Investment Services Executives Discuss Ways to Improve Onboarding
The number of financial advisors working in banks and credit unions declined by 1.1% in 2016, even as the opportunity in investment services for financial institutions continues to grow, suggesting that the industry is ill-prepared to take advantage of the opportunity. That was one of the key findings shared at Kehrer Bielan's semi-annual study group for executives who manage investment services businesses inside financial institutions, held May 2-3 in Chapel Hill, NC.
For the bank brokerage executives who participated in the study group, advisor recruitment and retention remain top concerns. Disruption stemming from the run-up to implementation of the Department of Labor's fiduciary rule, coupled with intense competition for quality advisors from the wire house firms, put a squeeze on advisor headcount in 2016. Banks that own their broker dealers faired slightly better than banks and credit unions that work with third-party broker dealers, but growth was disappointing across the industry.

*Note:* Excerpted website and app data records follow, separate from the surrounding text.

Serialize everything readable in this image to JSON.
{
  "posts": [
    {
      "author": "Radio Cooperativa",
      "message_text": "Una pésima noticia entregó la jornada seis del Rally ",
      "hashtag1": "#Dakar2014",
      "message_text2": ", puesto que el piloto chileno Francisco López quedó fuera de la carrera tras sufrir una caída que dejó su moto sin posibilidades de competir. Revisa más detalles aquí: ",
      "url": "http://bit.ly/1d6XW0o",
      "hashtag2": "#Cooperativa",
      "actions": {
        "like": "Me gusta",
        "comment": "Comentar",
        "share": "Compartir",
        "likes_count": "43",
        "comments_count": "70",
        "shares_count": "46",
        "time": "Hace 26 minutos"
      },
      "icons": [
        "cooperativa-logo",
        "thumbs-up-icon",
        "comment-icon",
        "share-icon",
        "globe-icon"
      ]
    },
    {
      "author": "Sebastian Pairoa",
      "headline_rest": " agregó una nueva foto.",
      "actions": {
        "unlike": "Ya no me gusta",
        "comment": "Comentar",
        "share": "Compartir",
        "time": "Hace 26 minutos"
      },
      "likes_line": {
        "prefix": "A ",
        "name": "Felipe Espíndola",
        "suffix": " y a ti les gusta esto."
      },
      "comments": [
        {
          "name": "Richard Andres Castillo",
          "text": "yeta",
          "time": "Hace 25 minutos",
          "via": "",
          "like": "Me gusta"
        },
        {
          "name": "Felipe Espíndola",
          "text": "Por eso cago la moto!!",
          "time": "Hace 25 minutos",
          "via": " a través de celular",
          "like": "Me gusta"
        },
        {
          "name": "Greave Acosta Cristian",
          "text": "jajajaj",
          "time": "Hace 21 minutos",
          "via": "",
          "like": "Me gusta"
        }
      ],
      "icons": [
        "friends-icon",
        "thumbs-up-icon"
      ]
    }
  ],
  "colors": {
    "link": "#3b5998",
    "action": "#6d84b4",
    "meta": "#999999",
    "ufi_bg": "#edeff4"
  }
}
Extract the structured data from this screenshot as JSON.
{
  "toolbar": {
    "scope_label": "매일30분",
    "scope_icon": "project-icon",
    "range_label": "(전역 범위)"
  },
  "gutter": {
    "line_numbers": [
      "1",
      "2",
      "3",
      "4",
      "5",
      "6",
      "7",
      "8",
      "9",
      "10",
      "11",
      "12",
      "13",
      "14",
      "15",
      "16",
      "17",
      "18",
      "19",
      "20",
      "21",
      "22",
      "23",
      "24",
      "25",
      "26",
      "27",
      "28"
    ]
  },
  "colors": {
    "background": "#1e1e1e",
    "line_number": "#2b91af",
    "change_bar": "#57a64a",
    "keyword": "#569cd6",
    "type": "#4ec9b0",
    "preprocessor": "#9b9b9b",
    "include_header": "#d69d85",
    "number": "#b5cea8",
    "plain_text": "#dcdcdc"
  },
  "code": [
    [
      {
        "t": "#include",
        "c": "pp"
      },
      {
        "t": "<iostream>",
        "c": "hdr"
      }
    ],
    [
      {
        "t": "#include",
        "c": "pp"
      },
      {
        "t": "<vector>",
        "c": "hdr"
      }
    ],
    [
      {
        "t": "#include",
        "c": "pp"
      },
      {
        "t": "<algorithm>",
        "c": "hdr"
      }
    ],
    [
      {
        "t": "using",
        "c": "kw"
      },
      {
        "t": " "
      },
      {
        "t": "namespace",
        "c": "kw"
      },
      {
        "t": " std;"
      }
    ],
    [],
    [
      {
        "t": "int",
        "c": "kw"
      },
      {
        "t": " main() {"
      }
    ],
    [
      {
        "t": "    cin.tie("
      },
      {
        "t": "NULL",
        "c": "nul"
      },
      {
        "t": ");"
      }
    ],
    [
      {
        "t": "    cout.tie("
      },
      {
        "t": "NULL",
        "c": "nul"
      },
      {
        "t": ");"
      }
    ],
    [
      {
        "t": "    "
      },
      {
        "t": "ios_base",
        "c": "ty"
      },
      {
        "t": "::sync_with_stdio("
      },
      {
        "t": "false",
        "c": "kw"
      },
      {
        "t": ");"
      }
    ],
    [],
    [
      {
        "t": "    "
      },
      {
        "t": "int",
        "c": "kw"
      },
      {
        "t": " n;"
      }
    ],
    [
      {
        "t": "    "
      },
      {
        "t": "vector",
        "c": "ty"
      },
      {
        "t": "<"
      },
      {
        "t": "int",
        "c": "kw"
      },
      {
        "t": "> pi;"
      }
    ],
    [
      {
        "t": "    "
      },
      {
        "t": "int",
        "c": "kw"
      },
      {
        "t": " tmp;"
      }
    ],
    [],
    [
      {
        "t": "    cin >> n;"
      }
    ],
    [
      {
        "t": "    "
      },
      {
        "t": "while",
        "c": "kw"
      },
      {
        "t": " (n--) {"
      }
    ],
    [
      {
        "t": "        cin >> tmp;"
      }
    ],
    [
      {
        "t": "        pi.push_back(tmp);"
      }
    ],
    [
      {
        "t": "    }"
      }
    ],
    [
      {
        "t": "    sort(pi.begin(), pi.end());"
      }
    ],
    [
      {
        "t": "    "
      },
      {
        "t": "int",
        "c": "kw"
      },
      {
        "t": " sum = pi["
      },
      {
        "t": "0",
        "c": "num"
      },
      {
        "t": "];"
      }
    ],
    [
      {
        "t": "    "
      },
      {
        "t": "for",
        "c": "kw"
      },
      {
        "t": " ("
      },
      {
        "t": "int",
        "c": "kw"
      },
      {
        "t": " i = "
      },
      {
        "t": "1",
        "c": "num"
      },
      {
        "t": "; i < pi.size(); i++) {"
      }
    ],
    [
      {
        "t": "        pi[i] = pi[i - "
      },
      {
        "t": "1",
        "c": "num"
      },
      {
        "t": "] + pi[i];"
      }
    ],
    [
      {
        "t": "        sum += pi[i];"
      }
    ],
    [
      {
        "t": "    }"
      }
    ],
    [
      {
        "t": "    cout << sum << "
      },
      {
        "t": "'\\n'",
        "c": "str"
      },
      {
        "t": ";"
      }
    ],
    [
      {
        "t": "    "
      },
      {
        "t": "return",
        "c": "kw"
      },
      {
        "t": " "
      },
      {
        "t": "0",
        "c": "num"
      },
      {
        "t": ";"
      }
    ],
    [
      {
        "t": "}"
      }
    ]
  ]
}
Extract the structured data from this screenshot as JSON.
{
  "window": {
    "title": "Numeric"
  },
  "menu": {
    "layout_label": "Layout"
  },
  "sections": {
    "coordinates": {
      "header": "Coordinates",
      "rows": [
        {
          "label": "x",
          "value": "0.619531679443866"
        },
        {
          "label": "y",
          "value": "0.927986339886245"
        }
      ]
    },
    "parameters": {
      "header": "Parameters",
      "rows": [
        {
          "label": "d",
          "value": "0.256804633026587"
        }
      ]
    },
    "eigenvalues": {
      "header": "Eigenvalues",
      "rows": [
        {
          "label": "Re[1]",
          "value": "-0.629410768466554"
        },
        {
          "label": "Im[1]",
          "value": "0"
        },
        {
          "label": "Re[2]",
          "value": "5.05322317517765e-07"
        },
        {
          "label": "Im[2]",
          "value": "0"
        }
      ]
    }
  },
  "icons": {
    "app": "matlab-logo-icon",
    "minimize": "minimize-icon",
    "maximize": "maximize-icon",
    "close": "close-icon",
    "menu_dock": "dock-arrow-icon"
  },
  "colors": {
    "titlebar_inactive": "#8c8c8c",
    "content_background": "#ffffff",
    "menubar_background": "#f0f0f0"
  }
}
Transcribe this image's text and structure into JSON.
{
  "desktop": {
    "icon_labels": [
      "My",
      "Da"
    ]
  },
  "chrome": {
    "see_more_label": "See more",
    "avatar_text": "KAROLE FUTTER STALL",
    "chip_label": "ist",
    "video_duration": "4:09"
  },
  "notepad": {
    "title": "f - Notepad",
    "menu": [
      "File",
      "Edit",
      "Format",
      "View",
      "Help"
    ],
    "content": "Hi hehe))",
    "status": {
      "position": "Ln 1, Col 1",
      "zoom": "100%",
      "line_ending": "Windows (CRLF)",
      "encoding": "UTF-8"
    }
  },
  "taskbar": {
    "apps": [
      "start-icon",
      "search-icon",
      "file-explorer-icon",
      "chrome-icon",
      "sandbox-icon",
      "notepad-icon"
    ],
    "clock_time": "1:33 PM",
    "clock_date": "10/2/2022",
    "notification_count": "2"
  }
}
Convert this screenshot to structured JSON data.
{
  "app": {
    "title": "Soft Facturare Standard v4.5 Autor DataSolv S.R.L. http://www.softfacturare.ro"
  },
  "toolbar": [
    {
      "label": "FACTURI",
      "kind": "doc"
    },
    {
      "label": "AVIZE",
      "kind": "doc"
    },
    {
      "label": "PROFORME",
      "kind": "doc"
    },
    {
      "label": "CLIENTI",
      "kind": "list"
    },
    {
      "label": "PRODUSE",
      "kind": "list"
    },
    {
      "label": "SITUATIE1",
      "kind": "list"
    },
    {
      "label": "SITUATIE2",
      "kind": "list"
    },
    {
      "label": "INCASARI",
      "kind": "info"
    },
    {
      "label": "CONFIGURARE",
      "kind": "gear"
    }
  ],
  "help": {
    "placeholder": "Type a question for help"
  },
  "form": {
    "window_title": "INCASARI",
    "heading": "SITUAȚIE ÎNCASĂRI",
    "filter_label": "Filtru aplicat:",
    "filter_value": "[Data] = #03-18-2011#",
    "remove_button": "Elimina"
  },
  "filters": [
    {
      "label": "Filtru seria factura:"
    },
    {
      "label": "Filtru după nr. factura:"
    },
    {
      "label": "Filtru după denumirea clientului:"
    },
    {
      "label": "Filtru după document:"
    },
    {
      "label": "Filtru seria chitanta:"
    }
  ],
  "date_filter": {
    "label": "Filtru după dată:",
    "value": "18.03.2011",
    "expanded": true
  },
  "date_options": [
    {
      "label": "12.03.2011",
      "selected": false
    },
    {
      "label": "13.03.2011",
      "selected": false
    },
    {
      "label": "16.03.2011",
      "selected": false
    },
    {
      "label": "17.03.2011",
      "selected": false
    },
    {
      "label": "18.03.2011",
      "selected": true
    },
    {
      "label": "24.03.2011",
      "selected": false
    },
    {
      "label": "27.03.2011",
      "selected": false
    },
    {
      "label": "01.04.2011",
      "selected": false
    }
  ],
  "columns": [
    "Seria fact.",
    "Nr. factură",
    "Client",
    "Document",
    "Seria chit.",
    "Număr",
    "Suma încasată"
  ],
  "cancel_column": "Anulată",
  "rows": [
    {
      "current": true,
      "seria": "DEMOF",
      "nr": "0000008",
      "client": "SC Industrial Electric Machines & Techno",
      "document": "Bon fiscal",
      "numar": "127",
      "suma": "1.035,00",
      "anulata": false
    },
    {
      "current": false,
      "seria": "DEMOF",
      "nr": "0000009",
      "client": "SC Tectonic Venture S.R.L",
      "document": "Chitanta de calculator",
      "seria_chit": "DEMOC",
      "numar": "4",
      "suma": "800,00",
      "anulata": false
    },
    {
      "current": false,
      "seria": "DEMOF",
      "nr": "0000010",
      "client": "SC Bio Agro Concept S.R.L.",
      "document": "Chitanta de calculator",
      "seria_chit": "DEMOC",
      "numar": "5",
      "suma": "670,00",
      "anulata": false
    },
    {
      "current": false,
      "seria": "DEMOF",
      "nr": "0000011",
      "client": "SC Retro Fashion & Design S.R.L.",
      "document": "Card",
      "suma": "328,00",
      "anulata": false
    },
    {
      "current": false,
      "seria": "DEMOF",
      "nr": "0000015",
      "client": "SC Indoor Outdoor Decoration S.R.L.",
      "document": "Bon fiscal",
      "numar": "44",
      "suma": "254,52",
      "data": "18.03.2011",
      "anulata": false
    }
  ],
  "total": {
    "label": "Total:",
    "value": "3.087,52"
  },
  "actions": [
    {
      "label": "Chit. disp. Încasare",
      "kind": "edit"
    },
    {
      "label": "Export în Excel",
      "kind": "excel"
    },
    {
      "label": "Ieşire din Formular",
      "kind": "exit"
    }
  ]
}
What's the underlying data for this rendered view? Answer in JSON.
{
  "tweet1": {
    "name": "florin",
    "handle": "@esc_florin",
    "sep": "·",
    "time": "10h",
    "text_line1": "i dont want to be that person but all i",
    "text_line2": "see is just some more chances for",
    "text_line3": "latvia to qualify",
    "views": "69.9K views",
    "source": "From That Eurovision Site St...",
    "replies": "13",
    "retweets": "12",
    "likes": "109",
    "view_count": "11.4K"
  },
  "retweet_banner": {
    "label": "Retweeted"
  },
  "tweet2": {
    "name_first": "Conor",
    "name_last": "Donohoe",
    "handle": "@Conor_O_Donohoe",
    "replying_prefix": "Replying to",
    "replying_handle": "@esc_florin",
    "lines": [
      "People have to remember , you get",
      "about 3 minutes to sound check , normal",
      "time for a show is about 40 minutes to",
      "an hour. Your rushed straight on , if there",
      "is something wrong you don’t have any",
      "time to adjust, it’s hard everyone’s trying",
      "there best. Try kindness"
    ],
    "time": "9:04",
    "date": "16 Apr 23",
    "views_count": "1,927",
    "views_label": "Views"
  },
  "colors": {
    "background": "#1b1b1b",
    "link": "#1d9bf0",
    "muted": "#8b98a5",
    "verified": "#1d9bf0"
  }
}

One way to grow headcount, according to Peter Bielan, principal of Kehrer Bielan, is to lengthen the timeline used to onboard new advisors.
"Most recruitment packages being used today are a financial exercise looking for a quick return on investment and last only one year," explained Bielan. "And guess what happens after the package expires? Many advisors leave for another firm. So all that expense and all that work that went into training that new advisor is lost and the process starts over again."
To be truly effective, onboarding packages should last two to three years, according to Bielan. "After three years with your firm, a new advisor will be contributing to revenue in a meaningful way, and is much more likely to stick with your firm because he or she has been set up for success."
Look for future Kehrer Bielan research in your inbox soon on how effective onboarding strategies can improve advisor recruitment and retention.